ASSIGNMENT
Please return each line of the listing exactly as given.
== EXCERPTED DATA
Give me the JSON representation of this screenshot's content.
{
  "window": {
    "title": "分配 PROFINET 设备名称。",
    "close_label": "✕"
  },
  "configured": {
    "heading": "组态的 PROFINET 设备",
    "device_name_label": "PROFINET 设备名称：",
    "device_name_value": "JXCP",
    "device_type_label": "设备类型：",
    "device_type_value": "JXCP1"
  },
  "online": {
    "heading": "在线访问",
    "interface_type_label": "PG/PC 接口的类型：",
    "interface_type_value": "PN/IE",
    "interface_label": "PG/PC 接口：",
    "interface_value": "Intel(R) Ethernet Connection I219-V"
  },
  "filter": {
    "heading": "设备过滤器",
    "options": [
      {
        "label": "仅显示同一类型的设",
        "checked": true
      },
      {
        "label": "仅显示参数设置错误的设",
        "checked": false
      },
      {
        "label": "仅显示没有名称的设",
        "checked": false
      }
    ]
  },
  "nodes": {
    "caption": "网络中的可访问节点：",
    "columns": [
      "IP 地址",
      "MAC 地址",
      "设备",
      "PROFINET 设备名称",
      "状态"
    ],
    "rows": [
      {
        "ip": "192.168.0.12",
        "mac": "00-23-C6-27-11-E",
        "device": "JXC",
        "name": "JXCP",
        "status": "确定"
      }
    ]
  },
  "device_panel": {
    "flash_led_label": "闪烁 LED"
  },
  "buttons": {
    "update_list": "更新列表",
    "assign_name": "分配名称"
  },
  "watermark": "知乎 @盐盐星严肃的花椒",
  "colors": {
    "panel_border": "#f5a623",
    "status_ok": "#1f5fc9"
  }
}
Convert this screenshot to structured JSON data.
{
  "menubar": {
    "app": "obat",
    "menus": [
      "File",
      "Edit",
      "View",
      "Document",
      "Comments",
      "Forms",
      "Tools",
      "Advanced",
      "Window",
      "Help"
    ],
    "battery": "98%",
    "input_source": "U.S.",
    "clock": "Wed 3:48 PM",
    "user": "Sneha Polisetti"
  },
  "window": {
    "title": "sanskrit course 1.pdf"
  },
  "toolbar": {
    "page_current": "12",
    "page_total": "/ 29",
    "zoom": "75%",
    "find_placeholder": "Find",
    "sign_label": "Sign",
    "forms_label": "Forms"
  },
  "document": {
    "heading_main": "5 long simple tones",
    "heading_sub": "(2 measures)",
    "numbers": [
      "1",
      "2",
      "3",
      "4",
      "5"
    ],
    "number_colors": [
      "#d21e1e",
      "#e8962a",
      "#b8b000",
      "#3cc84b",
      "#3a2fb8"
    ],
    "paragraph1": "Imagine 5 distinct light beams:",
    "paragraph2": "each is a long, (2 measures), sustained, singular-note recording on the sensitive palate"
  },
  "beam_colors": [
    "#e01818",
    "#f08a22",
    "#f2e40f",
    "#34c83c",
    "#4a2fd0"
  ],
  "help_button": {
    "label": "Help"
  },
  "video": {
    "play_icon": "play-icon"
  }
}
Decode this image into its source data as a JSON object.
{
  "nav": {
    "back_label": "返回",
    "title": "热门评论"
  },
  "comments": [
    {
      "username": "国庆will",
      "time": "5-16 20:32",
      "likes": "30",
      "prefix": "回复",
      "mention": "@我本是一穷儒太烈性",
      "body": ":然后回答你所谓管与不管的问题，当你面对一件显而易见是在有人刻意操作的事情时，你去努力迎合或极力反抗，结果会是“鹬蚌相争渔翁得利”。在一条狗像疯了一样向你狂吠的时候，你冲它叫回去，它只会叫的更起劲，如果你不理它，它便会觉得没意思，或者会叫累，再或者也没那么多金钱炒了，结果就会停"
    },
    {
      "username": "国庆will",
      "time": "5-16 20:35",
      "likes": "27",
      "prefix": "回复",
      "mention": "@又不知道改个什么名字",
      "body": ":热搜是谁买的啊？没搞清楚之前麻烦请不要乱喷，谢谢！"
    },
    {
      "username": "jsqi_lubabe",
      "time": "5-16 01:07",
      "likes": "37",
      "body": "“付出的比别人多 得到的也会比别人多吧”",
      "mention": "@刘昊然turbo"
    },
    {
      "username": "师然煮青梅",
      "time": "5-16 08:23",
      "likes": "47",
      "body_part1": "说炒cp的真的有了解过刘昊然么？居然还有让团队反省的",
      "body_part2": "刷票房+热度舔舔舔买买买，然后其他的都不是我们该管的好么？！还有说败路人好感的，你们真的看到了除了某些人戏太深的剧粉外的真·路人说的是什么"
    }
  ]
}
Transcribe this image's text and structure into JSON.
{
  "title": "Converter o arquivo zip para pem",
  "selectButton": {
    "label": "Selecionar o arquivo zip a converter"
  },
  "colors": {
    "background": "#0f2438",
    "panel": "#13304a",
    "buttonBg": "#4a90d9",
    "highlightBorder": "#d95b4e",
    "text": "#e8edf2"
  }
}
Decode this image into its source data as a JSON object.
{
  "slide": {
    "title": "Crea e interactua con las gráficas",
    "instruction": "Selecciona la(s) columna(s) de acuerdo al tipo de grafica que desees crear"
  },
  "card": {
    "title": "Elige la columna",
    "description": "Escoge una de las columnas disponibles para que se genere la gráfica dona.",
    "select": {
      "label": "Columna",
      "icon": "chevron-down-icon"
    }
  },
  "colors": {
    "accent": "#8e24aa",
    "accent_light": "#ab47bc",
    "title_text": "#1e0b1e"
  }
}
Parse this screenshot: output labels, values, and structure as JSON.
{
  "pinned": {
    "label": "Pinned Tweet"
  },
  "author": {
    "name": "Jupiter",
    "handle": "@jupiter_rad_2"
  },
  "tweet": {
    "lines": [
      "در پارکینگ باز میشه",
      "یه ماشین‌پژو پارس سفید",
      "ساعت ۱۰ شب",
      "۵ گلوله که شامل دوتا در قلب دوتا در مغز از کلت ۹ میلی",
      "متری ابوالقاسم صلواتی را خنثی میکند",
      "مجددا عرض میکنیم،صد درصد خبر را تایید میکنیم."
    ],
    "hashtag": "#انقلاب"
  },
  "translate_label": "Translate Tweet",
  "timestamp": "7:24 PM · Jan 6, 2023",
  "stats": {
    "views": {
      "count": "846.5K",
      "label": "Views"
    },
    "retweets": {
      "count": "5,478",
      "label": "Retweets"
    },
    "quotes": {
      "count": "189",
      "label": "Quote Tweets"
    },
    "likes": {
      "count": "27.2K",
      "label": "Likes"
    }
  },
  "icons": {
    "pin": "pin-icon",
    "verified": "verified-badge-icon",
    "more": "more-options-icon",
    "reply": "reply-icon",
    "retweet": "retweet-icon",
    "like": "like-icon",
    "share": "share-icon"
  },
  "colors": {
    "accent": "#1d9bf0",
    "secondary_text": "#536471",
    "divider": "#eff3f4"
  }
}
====
RESPONSE
Give me the JSON representation of this screenshot's content.
{
  "window": {
    "title": "分配 PROFINET 设备名称。",
    "close_label": "✕"
  },
  "configured": {
    "heading": "组态的 PROFINET 设备",
    "device_name_label": "PROFINET 设备名称：",
    "device_name_value": "JXCP",
    "device_type_label": "设备类型：",
    "device_type_value": "JXCP1"
  },
  "online": {
    "heading": "在线访问",
    "interface_type_label": "PG/PC 接口的类型：",
    "interface_type_value": "PN/IE",
    "interface_label": "PG/PC 接口：",
    "interface_value": "Intel(R) Ethernet Connection I219-V"
  },
  "filter": {
    "heading": "设备过滤器",
    "options": [
      {
        "label": "仅显示同一类型的设",
        "checked": true
      },
      {
        "label": "仅显示参数设置错误的设",
        "checked": false
      },
      {
        "label": "仅显示没有名称的设",
        "checked": false
      }
    ]
  },
  "nodes": {
    "caption": "网络中的可访问节点：",
    "columns": [
      "IP 地址",
      "MAC 地址",
      "设备",
      "PROFINET 设备名称",
      "状态"
    ],
    "rows": [
      {
        "ip": "192.168.0.12",
        "mac": "00-23-C6-27-11-E",
        "device": "JXC",
        "name": "JXCP",
        "status": "确定"
      }
    ]
  },
  "device_panel": {
    "flash_led_label": "闪烁 LED"
  },
  "buttons": {
    "update_list": "更新列表",
    "assign_name": "分配名称"
  },
  "watermark": "知乎 @盐盐星严肃的花椒",
  "colors": {
    "panel_border": "#f5a623",
    "status_ok": "#1f5fc9"
  }
}
Convert this screenshot to structured JSON data.
{
  "menubar": {
    "app": "obat",
    "menus": [
      "File",
      "Edit",
      "View",
      "Document",
      "Comments",
      "Forms",
      "Tools",
      "Advanced",
      "Window",
      "Help"
    ],
    "battery": "98%",
    "input_source": "U.S.",
    "clock": "Wed 3:48 PM",
    "user": "Sneha Polisetti"
  },
  "window": {
    "title": "sanskrit course 1.pdf"
  },
  "toolbar": {
    "page_current": "12",
    "page_total": "/ 29",
    "zoom": "75%",
    "find_placeholder": "Find",
    "sign_label": "Sign",
    "forms_label": "Forms"
  },
  "document": {
    "heading_main": "5 long simple tones",
    "heading_sub": "(2 measures)",
    "numbers": [
      "1",
      "2",
      "3",
      "4",
      "5"
    ],
    "number_colors": [
      "#d21e1e",
      "#e8962a",
      "#b8b000",
      "#3cc84b",
      "#3a2fb8"
    ],
    "paragraph1": "Imagine 5 distinct light beams:",
    "paragraph2": "each is a long, (2 measures), sustained, singular-note recording on the sensitive palate"
  },
  "beam_colors": [
    "#e01818",
    "#f08a22",
    "#f2e40f",
    "#34c83c",
    "#4a2fd0"
  ],
  "help_button": {
    "label": "Help"
  },
  "video": {
    "play_icon": "play-icon"
  }
}
Decode this image into its source data as a JSON object.
{
  "nav": {
    "back_label": "返回",
    "title": "热门评论"
  },
  "comments": [
    {
      "username": "国庆will",
      "time": "5-16 20:32",
      "likes": "30",
      "prefix": "回复",
      "mention": "@我本是一穷儒太烈性",
      "body": ":然后回答你所谓管与不管的问题，当你面对一件显而易见是在有人刻意操作的事情时，你去努力迎合或极力反抗，结果会是“鹬蚌相争渔翁得利”。在一条狗像疯了一样向你狂吠的时候，你冲它叫回去，它只会叫的更起劲，如果你不理它，它便会觉得没意思，或者会叫累，再或者也没那么多金钱炒了，结果就会停"
    },
    {
      "username": "国庆will",
      "time": "5-16 20:35",
      "likes": "27",
      "prefix": "回复",
      "mention": "@又不知道改个什么名字",
      "body": ":热搜是谁买的啊？没搞清楚之前麻烦请不要乱喷，谢谢！"
    },
    {
      "username": "jsqi_lubabe",
      "time": "5-16 01:07",
      "likes": "37",
      "body": "“付出的比别人多 得到的也会比别人多吧”",
      "mention": "@刘昊然turbo"
    },
    {
      "username": "师然煮青梅",
      "time": "5-16 08:23",
      "likes": "47",
      "body_part1": "说炒cp的真的有了解过刘昊然么？居然还有让团队反省的",
      "body_part2": "刷票房+热度舔舔舔买买买，然后其他的都不是我们该管的好么？！还有说败路人好感的，你们真的看到了除了某些人戏太深的剧粉外的真·路人说的是什么"
    }
  ]
}
Transcribe this image's text and structure into JSON.
{
  "title": "Converter o arquivo zip para pem",
  "selectButton": {
    "label": "Selecionar o arquivo zip a converter"
  },
  "colors": {
    "background": "#0f2438",
    "panel": "#13304a",
    "buttonBg": "#4a90d9",
    "highlightBorder": "#d95b4e",
    "text": "#e8edf2"
  }
}
Decode this image into its source data as a JSON object.
{
  "slide": {
    "title": "Crea e interactua con las gráficas",
    "instruction": "Selecciona la(s) columna(s) de acuerdo al tipo de grafica que desees crear"
  },
  "card": {
    "title": "Elige la columna",
    "description": "Escoge una de las columnas disponibles para que se genere la gráfica dona.",
    "select": {
      "label": "Columna",
      "icon": "chevron-down-icon"
    }
  },
  "colors": {
    "accent": "#8e24aa",
    "accent_light": "#ab47bc",
    "title_text": "#1e0b1e"
  }
}
Parse this screenshot: output labels, values, and structure as JSON.
{
  "pinned": {
    "label": "Pinned Tweet"
  },
  "author": {
    "name": "Jupiter",
    "handle": "@jupiter_rad_2"
  },
  "tweet": {
    "lines": [
      "در پارکینگ باز میشه",
      "یه ماشین‌پژو پارس سفید",
      "ساعت ۱۰ شب",
      "۵ گلوله که شامل دوتا در قلب دوتا در مغز از کلت ۹ میلی",
      "متری ابوالقاسم صلواتی را خنثی میکند",
      "مجددا عرض میکنیم،صد درصد خبر را تایید میکنیم."
    ],
    "hashtag": "#انقلاب"
  },
  "translate_label": "Translate Tweet",
  "timestamp": "7:24 PM · Jan 6, 2023",
  "stats": {
    "views": {
      "count": "846.5K",
      "label": "Views"
    },
    "retweets": {
      "count": "5,478",
      "label": "Retweets"
    },
    "quotes": {
      "count": "189",
      "label": "Quote Tweets"
    },
    "likes": {
      "count": "27.2K",
      "label": "Likes"
    }
  },
  "icons": {
    "pin": "pin-icon",
    "verified": "verified-badge-icon",
    "more": "more-options-icon",
    "reply": "reply-icon",
    "retweet": "retweet-icon",
    "like": "like-icon",
    "share": "share-icon"
  },
  "colors": {
    "accent": "#1d9bf0",
    "secondary_text": "#536471",
    "divider": "#eff3f4"
  }
}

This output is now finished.